Coming from this space, the emerging archetype is particularly interesting. It has been brought alive on screen most sharply by Alia Bhatt. It is really fresh, so still easier to describe as what it is not. The emerging feminine is chirpy, talkative, ebullient and spirited but she is not Julie Andrews from Sound of Music. She can hang out with the boys, drink them under the table and then crash out at their place and wake up next morning with some shred of doubt whether the boys had the nerve to take advantage of her drunkenness. She is buddy- like but not a tomboy. She is aware of her sexuality and quite eager to explore it but not burdened by morality which has been the traditional tag along for the Indian woman. She is not a rebel and nor is there a sense of celebrating some hard won freedom.
It is femininity that does not reference the masculine. There is some benchmarking against the man in terms of establishing her drinking credentials, in which she has to excel. This of course may be a reflection of the culture’s changing relationship with alcohol which has moved from being the drink of the despondent to being a symbol of partying. In that sense, it is a symbol of her shift from being a careworn dispenser of responsibility to an individual who is entitled to pleasure. However it is not a duel to establish equality or a sneering superiority. She does not mimic the masculine nor does she kick off against it. There are no statements being made and no points being proven here. It is an exciting discovery of territories that were never explored. It may be a playful act of cheating on taboos like checking out a disreputable neighbourhood or a bout of drunken dancing which transits her from the repressed to the expressive.

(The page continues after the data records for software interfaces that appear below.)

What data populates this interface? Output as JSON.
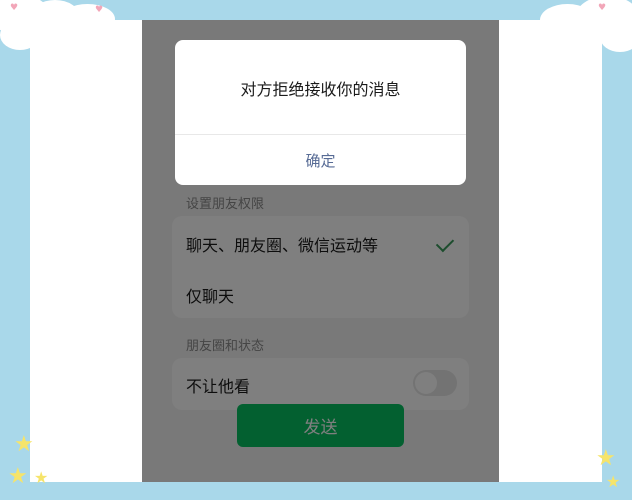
{
  "colors": {
    "background": "#a9d8ea",
    "accent_green": "#07c160",
    "check_green": "#3b9a5c",
    "dialog_button": "#576b95"
  },
  "dialog": {
    "message": "对方拒绝接收你的消息",
    "confirm_label": "确定"
  },
  "permissions": {
    "section_label": "设置朋友权限",
    "options": [
      {
        "label": "聊天、朋友圈、微信运动等",
        "selected": true
      },
      {
        "label": "仅聊天",
        "selected": false
      }
    ]
  },
  "moments": {
    "section_label": "朋友圈和状态",
    "rows": [
      {
        "label": "不让他看",
        "toggle_on": false
      }
    ]
  },
  "send_button": {
    "label": "发送"
  },
  "icons": [
    "check-icon",
    "toggle-switch",
    "star-icon",
    "heart-icon"
  ]
}
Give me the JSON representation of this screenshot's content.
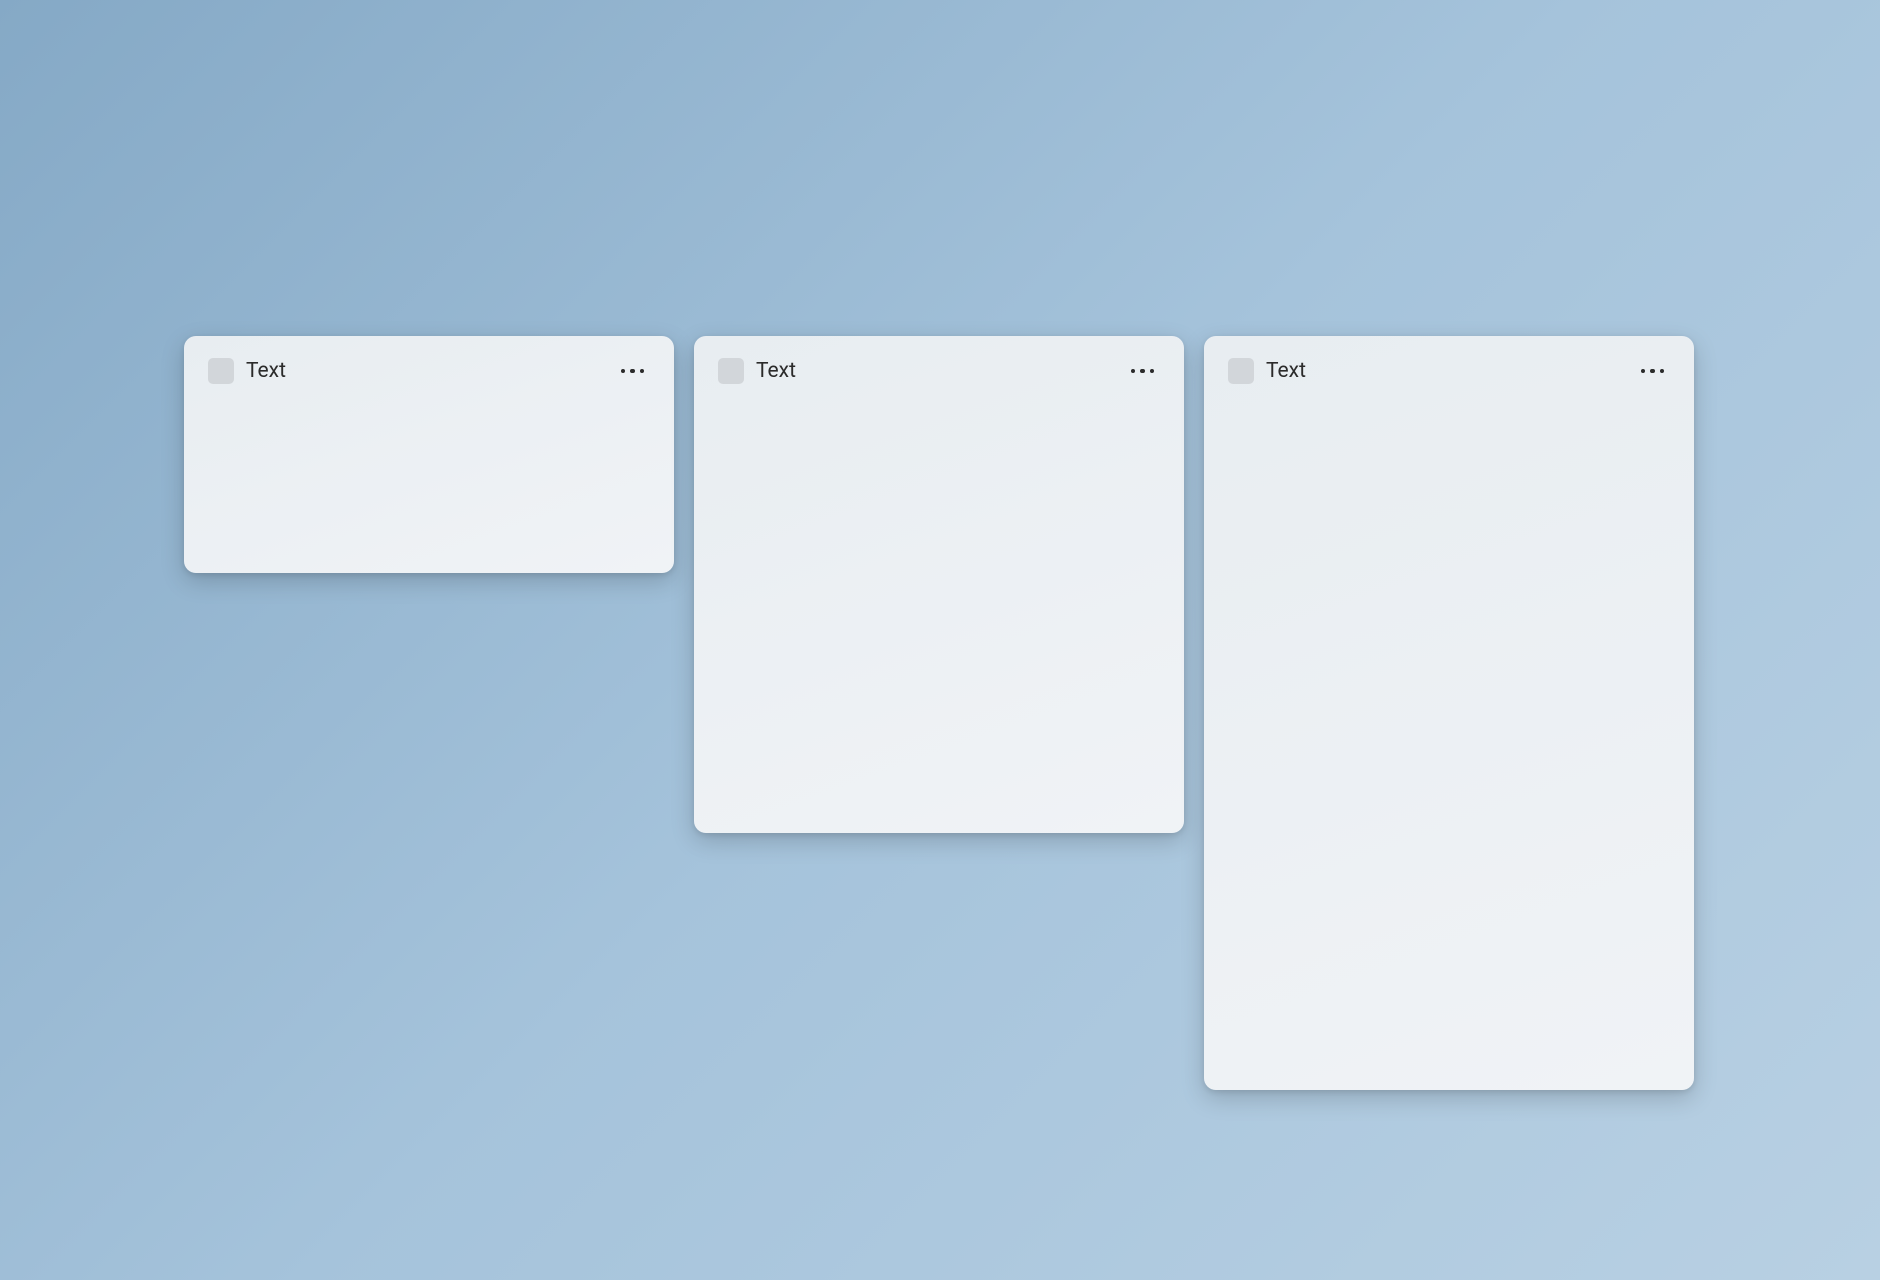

She is free-spirited but not a wanderer. She can be materialistic and have dodgy ethical standards without being a gangster or a gangster’s moll. And if it is beginning to sound very evolved, the one on that count is easy. The reference point here is Alia Bhatt who has had some notable blonde moments. Of course the way she dealt with it was in keeping with the easy spirit of this femininity. No denial, no defense, no anger – just self-deprecating humour in form of a video titled ‘Genius of the Year.’ The air around this femininity is light and easy and sunny. It commands respect without the attendant gravitas. So, has the new feminine moved away from the traditional roles & associations?
It is not as though everything is being redefined. There is vulnerability, sentimentality and a desire to engage with all the traditional roles and it is done to the best of one’s ability. There is some striving there. Falling short is met with tears but little self-flagellation. The feminine that went before her is not mocked and nor does she take it upon herself the task of defining a brand new space or reimagining every role afresh. The emergence of this new shade of femininity is marked by a sense of ease and guilelessness. It seems to be easy because it is not burdened by a destination. It is very real because it is a shift and not a transformation. Continuity is maintained with the relational identity that she has always held. The difference is that it still exists, but that it is not what defines her today.
© Sraboni Bhaduri 2015